Saved data entries:
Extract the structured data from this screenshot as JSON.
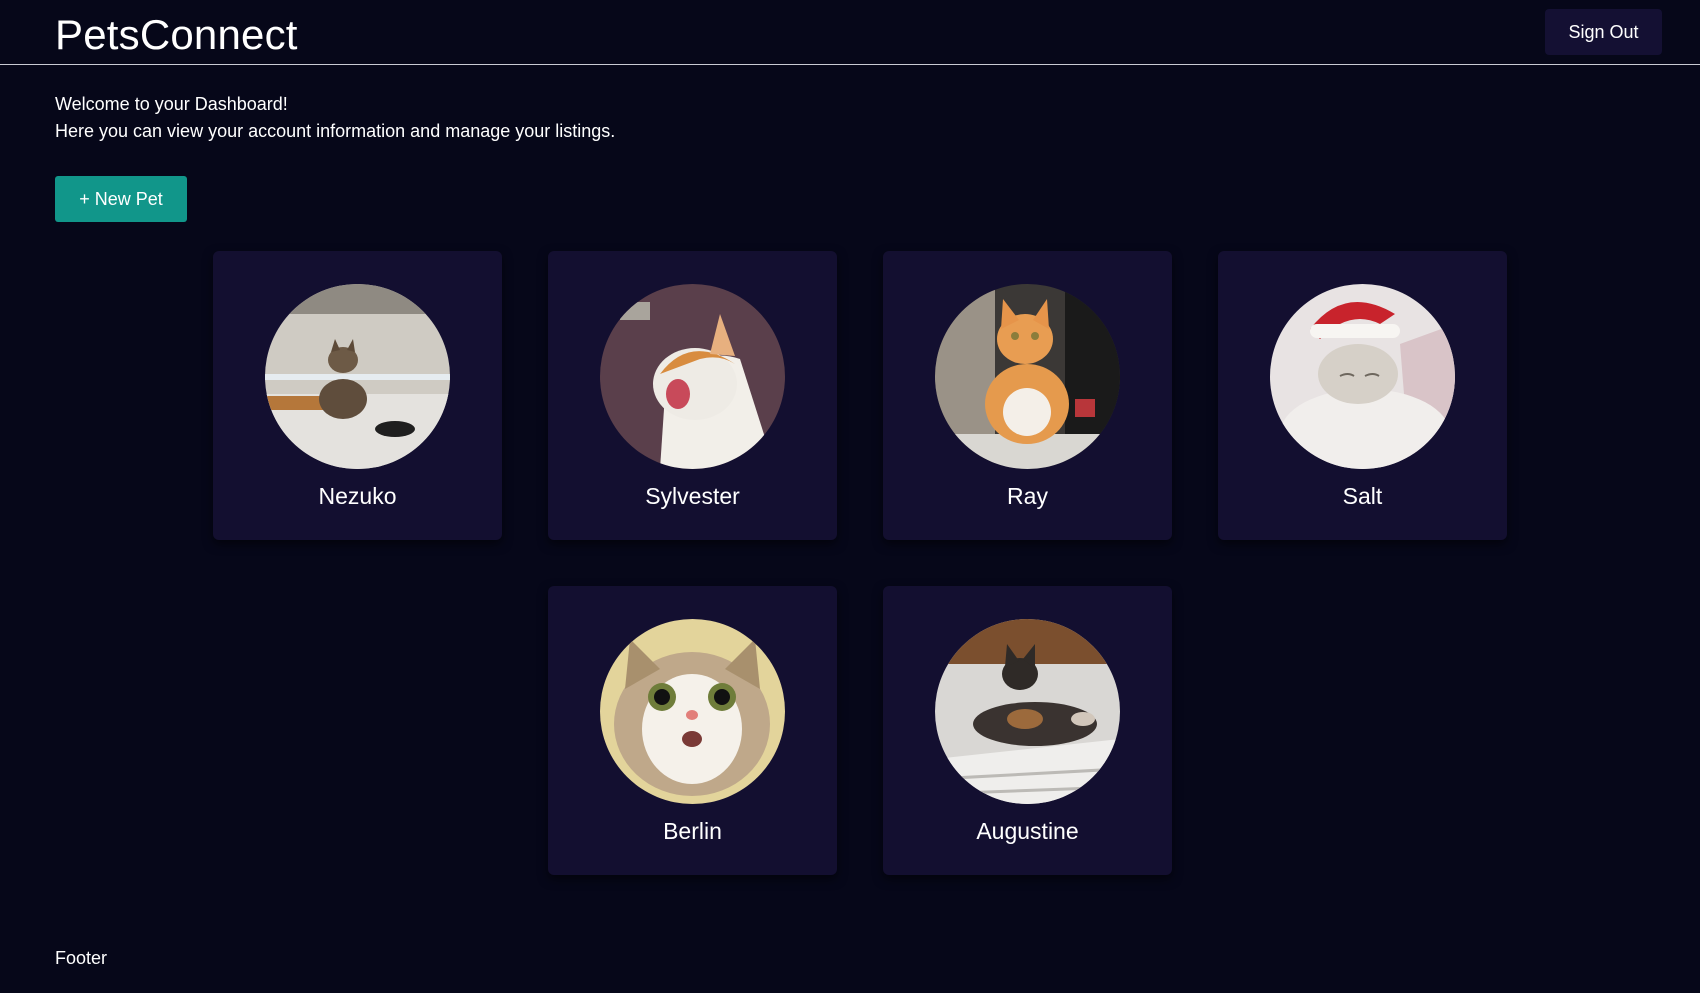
{
  "app": {
    "title": "PetsConnect"
  },
  "header": {
    "sign_out_label": "Sign Out"
  },
  "welcome": {
    "line1": "Welcome to your Dashboard!",
    "line2": "Here you can view your account information and manage your listings."
  },
  "actions": {
    "new_pet_label": "+ New Pet"
  },
  "pets": [
    {
      "name": "Nezuko"
    },
    {
      "name": "Sylvester"
    },
    {
      "name": "Ray"
    },
    {
      "name": "Salt"
    },
    {
      "name": "Berlin"
    },
    {
      "name": "Augustine"
    }
  ],
  "footer": {
    "text": "Footer"
  },
  "colors": {
    "background": "#060719",
    "card": "#130f30",
    "accent": "#11968a",
    "sign_out_bg": "#141033"
  }
}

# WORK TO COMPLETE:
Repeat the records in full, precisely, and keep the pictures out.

# EXERCISE ANSWER:
Extract the structured data from this screenshot as JSON.
{
  "app": {
    "title": "PetsConnect"
  },
  "header": {
    "sign_out_label": "Sign Out"
  },
  "welcome": {
    "line1": "Welcome to your Dashboard!",
    "line2": "Here you can view your account information and manage your listings."
  },
  "actions": {
    "new_pet_label": "+ New Pet"
  },
  "pets": [
    {
      "name": "Nezuko"
    },
    {
      "name": "Sylvester"
    },
    {
      "name": "Ray"
    },
    {
      "name": "Salt"
    },
    {
      "name": "Berlin"
    },
    {
      "name": "Augustine"
    }
  ],
  "footer": {
    "text": "Footer"
  },
  "colors": {
    "background": "#060719",
    "card": "#130f30",
    "accent": "#11968a",
    "sign_out_bg": "#141033"
  }
}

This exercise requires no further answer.